• [Given entries]:
------------------------------------------------------------
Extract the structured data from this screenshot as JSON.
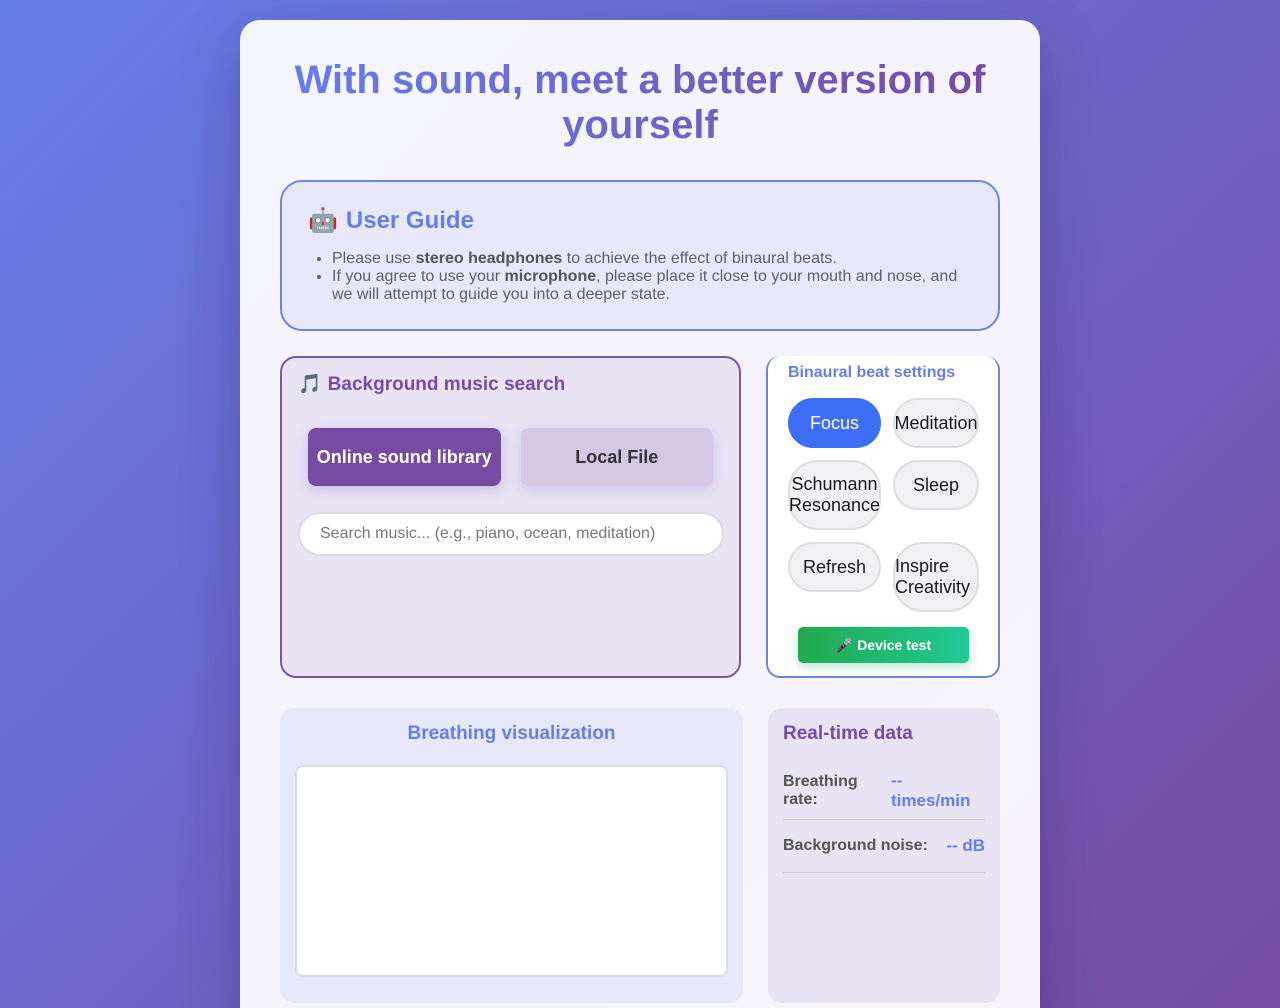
{
  "page": {
    "title": "With sound, meet a better version of yourself"
  },
  "guide": {
    "icon": "robot-icon",
    "title": "User Guide",
    "item1": {
      "pre": "Please use ",
      "bold": "stereo headphones",
      "post": " to achieve the effect of binaural beats."
    },
    "item2": {
      "pre": "If you agree to use your ",
      "bold": "microphone",
      "post": ", please place it close to your mouth and nose, and we will attempt to guide you into a deeper state."
    }
  },
  "music": {
    "icon": "music-note-icon",
    "title": "Background music search",
    "online_label": "Online sound library",
    "local_label": "Local File",
    "search_placeholder": "Search music... (e.g., piano, ocean, meditation)",
    "active_source": "Online sound library"
  },
  "beats": {
    "title": "Binaural beat settings",
    "presets": [
      "Focus",
      "Meditation",
      "Schumann Resonance",
      "Sleep",
      "Refresh",
      "Inspire Creativity"
    ],
    "active_preset": "Focus",
    "device_test_icon": "microphone-icon",
    "device_test_label": "Device test"
  },
  "breathing": {
    "title": "Breathing visualization"
  },
  "realtime": {
    "title": "Real-time data",
    "rate_label": "Breathing rate:",
    "rate_value": "-- times/min",
    "noise_label": "Background noise:",
    "noise_value": "-- dB"
  },
  "colors": {
    "accent_blue": "#667eea",
    "accent_purple": "#764ba2",
    "preset_active": "#3d6ef5",
    "device_green": "#23a84f"
  }
}
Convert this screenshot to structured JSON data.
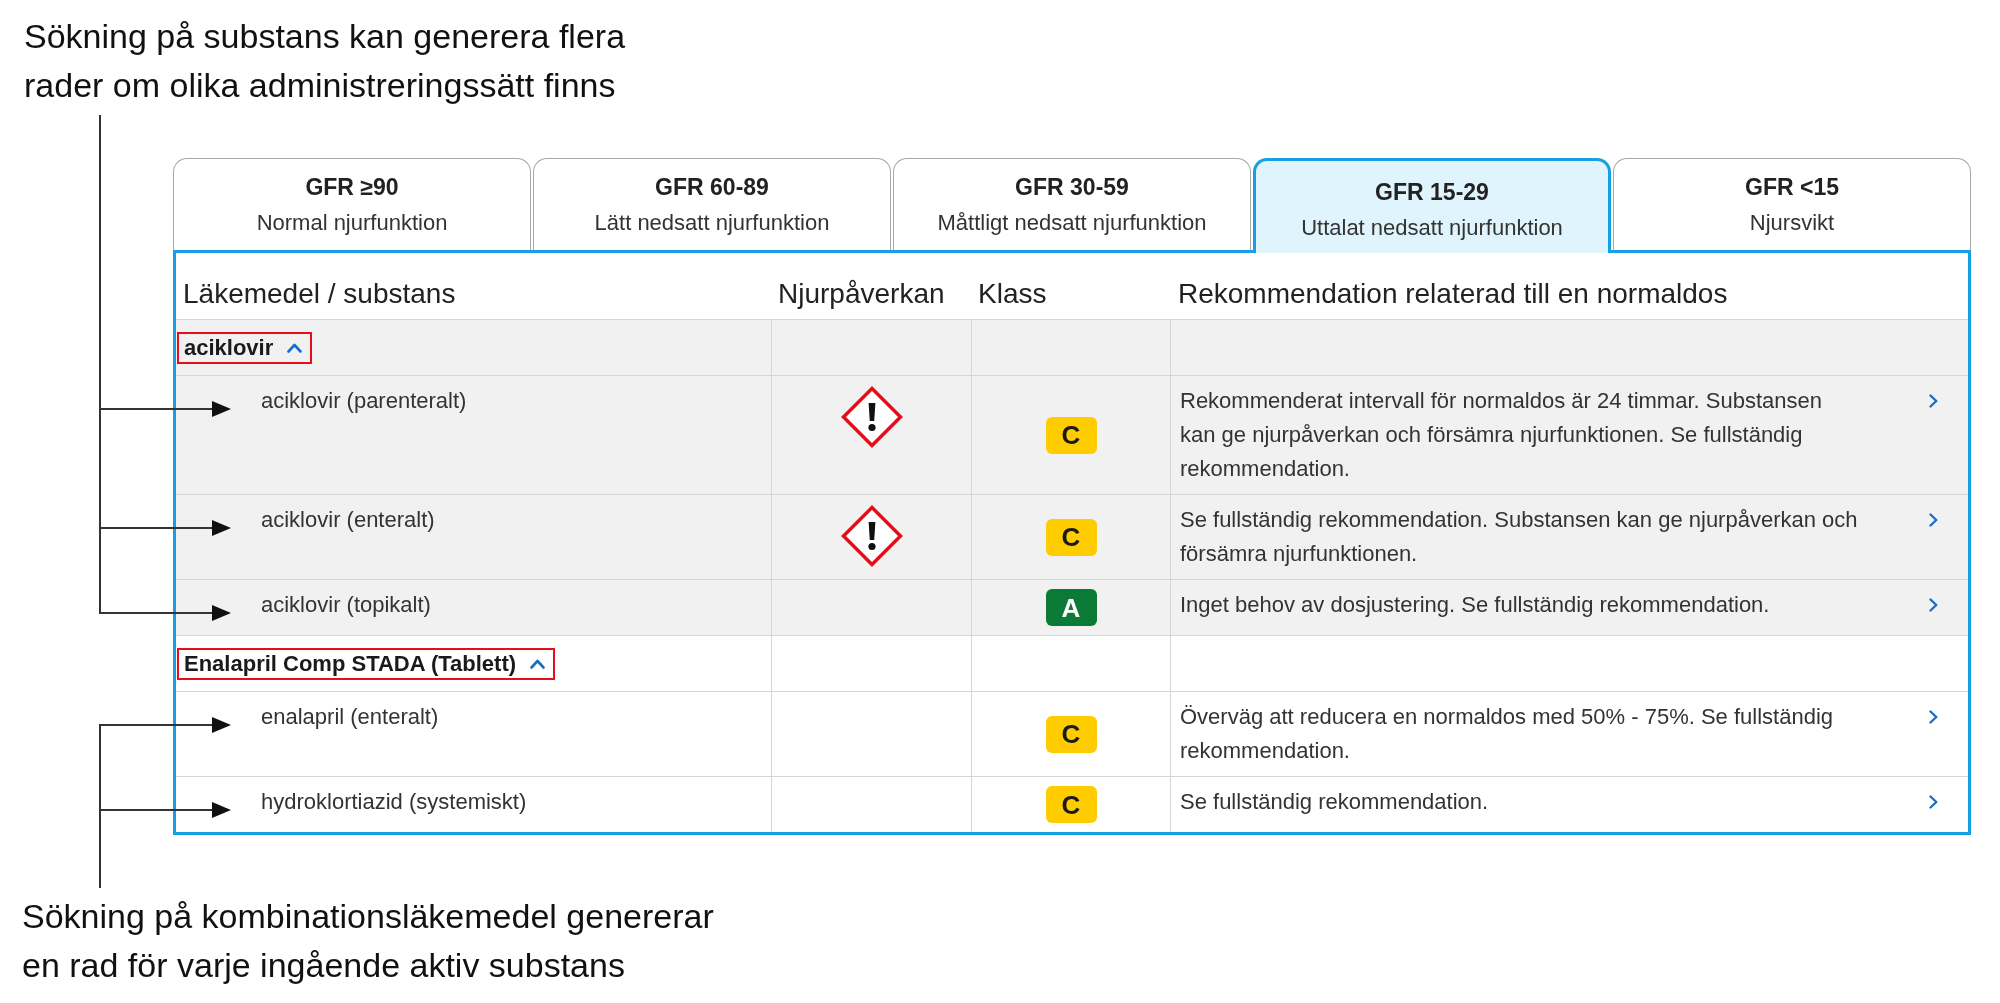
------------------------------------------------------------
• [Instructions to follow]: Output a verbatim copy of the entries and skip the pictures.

• [Answer to this exercise]:
Extract the structured data from this screenshot as JSON.
{
  "page": {
    "title": "With sound, meet a better version of yourself"
  },
  "guide": {
    "icon": "robot-icon",
    "title": "User Guide",
    "item1": {
      "pre": "Please use ",
      "bold": "stereo headphones",
      "post": " to achieve the effect of binaural beats."
    },
    "item2": {
      "pre": "If you agree to use your ",
      "bold": "microphone",
      "post": ", please place it close to your mouth and nose, and we will attempt to guide you into a deeper state."
    }
  },
  "music": {
    "icon": "music-note-icon",
    "title": "Background music search",
    "online_label": "Online sound library",
    "local_label": "Local File",
    "search_placeholder": "Search music... (e.g., piano, ocean, meditation)",
    "active_source": "Online sound library"
  },
  "beats": {
    "title": "Binaural beat settings",
    "presets": [
      "Focus",
      "Meditation",
      "Schumann Resonance",
      "Sleep",
      "Refresh",
      "Inspire Creativity"
    ],
    "active_preset": "Focus",
    "device_test_icon": "microphone-icon",
    "device_test_label": "Device test"
  },
  "breathing": {
    "title": "Breathing visualization"
  },
  "realtime": {
    "title": "Real-time data",
    "rate_label": "Breathing rate:",
    "rate_value": "-- times/min",
    "noise_label": "Background noise:",
    "noise_value": "-- dB"
  },
  "colors": {
    "accent_blue": "#667eea",
    "accent_purple": "#764ba2",
    "preset_active": "#3d6ef5",
    "device_green": "#23a84f"
  }
}
Convert this screenshot to structured JSON data.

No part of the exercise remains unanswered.